** Opening STUDY MATERIAL block **

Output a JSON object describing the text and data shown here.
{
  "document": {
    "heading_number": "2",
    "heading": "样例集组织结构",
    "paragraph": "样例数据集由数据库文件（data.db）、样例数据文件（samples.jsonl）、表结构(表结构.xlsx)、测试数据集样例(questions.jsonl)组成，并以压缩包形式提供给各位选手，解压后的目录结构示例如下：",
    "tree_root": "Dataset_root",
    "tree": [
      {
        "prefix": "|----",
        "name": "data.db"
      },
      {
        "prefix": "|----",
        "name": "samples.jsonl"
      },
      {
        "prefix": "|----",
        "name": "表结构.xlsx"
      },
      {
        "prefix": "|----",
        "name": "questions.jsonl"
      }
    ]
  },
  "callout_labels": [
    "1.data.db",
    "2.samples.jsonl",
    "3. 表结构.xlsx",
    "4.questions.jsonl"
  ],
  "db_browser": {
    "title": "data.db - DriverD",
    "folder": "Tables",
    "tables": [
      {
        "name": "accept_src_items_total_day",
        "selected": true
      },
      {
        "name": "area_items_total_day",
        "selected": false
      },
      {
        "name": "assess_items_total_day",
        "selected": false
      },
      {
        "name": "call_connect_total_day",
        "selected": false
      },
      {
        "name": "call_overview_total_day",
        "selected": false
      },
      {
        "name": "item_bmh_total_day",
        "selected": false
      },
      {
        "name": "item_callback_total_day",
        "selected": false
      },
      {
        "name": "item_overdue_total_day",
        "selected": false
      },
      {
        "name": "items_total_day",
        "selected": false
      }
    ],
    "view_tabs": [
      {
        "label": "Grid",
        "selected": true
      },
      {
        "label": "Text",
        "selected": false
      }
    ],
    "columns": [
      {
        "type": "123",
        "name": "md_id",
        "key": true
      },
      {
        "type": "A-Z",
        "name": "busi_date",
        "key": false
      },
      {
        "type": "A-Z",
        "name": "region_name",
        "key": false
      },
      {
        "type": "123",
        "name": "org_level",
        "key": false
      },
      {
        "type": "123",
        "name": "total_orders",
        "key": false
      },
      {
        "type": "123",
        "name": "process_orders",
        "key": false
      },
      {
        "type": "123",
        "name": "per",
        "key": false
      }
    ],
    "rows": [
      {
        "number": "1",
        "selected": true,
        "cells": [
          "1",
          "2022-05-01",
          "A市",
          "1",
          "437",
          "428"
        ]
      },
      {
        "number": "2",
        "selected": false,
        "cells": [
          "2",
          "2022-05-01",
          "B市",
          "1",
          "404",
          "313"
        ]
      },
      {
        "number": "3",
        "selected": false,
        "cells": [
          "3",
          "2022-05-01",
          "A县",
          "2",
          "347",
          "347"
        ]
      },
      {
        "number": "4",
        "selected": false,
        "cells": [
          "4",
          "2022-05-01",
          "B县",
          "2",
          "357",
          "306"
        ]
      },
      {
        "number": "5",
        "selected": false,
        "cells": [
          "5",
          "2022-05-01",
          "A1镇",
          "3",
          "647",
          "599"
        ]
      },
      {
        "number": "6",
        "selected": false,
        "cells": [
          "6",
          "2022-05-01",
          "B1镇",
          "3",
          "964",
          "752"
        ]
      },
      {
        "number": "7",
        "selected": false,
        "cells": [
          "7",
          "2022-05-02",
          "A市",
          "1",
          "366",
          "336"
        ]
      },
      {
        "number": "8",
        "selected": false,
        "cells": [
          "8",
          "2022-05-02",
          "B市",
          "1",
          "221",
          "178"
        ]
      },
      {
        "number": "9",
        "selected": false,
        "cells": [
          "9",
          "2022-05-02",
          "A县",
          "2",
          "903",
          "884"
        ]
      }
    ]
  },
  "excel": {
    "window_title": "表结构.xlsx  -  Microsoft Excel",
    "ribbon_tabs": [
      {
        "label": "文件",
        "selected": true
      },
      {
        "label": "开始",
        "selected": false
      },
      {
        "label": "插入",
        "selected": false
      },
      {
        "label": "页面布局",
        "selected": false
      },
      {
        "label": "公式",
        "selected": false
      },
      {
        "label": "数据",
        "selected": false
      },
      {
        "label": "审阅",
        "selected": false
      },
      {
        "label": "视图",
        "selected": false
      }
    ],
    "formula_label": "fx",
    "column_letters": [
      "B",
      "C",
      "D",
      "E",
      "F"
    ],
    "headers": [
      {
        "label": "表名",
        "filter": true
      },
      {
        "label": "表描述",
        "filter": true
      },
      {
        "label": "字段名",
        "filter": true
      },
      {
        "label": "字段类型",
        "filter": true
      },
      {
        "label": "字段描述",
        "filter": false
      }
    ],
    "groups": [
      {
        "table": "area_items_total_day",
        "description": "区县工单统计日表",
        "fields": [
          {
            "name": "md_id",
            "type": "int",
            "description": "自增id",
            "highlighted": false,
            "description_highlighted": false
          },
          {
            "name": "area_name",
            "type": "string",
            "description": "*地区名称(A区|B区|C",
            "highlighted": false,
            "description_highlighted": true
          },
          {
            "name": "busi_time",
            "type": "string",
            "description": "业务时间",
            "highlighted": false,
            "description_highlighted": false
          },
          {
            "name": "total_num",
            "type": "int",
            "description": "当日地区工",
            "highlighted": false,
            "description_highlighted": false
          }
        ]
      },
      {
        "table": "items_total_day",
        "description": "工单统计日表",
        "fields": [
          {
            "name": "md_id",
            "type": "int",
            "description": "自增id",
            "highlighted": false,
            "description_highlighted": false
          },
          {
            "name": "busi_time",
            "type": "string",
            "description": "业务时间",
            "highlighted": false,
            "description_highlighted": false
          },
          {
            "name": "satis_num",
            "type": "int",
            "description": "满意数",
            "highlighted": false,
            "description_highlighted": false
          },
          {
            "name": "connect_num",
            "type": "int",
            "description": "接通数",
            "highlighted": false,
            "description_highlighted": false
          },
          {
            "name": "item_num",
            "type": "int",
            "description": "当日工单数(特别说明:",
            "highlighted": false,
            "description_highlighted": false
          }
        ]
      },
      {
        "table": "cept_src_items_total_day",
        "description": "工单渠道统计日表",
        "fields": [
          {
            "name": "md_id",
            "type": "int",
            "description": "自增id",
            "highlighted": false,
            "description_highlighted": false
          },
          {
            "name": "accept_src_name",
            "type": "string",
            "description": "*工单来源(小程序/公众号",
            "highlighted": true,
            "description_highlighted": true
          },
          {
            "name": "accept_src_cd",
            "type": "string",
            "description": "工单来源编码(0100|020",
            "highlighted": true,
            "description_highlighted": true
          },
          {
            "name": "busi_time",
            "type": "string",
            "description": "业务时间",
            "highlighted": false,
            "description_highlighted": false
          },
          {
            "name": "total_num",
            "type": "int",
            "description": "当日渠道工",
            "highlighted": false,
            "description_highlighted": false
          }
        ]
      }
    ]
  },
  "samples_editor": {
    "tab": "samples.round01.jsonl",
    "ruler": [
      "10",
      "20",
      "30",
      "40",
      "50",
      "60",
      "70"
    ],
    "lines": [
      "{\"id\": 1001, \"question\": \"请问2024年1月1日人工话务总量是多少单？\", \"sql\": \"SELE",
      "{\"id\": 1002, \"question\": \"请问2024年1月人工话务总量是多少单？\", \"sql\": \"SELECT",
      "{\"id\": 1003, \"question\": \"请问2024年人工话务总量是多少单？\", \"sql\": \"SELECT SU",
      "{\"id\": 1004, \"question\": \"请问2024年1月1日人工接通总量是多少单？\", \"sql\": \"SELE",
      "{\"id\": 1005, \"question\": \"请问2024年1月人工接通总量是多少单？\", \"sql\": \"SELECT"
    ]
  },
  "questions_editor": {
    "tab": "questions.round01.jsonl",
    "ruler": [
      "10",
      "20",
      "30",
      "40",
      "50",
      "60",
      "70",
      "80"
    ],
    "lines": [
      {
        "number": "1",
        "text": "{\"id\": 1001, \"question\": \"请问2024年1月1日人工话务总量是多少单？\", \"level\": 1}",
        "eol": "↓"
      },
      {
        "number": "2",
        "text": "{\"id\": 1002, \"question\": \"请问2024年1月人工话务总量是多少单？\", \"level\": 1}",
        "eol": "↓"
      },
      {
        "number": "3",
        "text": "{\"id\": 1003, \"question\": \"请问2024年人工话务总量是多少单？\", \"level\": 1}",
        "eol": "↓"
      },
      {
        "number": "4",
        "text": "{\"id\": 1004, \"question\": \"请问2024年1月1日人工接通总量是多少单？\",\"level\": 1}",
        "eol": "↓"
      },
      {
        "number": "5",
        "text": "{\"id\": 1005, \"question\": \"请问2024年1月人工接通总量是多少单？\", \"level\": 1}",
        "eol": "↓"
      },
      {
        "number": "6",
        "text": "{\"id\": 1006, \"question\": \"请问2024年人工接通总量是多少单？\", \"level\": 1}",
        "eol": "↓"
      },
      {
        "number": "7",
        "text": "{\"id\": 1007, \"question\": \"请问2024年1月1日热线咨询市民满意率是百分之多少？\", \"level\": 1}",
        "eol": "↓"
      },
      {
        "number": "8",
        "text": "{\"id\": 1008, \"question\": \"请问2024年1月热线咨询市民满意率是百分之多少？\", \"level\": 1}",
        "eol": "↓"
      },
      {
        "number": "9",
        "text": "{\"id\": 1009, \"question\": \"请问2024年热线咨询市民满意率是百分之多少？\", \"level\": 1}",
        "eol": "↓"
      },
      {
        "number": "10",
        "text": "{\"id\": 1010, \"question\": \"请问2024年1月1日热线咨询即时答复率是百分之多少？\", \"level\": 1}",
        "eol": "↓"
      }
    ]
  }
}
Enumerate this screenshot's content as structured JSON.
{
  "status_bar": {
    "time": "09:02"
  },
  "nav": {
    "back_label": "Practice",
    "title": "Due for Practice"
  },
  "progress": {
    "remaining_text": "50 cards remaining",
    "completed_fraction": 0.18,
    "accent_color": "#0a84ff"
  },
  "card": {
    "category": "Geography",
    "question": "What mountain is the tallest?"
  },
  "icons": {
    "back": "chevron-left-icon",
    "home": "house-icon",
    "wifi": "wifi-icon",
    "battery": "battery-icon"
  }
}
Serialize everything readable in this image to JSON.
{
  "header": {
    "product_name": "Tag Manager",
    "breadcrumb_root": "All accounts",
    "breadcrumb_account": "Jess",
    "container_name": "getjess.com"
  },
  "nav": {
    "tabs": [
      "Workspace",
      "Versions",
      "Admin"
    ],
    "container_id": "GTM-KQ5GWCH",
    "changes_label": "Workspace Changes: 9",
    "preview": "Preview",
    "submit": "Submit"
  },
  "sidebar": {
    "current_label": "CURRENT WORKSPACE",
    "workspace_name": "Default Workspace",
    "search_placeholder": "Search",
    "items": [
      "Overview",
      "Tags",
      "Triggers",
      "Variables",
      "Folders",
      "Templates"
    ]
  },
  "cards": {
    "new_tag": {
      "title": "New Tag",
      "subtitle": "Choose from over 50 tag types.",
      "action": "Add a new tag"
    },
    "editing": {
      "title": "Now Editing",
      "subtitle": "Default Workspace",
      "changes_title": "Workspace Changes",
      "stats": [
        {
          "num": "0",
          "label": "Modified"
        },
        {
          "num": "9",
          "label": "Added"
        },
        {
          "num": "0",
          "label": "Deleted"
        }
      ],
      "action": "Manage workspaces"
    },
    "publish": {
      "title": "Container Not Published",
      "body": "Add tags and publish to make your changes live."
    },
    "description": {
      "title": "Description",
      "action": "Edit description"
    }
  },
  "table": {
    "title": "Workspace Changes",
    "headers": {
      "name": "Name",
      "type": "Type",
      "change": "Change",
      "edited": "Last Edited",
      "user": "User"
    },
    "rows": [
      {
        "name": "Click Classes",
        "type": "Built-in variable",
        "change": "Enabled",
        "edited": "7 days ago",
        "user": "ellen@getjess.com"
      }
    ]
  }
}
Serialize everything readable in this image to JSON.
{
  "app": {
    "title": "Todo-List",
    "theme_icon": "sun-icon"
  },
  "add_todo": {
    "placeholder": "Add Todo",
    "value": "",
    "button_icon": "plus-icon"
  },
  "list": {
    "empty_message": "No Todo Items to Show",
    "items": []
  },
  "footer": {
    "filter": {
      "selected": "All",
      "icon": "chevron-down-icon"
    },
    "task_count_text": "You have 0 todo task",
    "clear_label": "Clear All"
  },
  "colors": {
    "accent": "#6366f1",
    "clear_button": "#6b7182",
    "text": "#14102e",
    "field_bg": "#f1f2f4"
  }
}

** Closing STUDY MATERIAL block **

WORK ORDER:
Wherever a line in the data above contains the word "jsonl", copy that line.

RESPONSE TO THIS EXERCISE:
    "paragraph": "样例数据集由数据库文件（data.db）、样例数据文件（samples.jsonl）、表结构(表结构.xlsx)、测试数据集样例(questions.jsonl)组成，并以压缩包形式提供给各位选手，解压后的目录结构示例如下：",
        "name": "samples.jsonl"
        "name": "questions.jsonl"
    "2.samples.jsonl",
    "4.questions.jsonl"
    "tab": "samples.round01.jsonl",
    "tab": "questions.round01.jsonl",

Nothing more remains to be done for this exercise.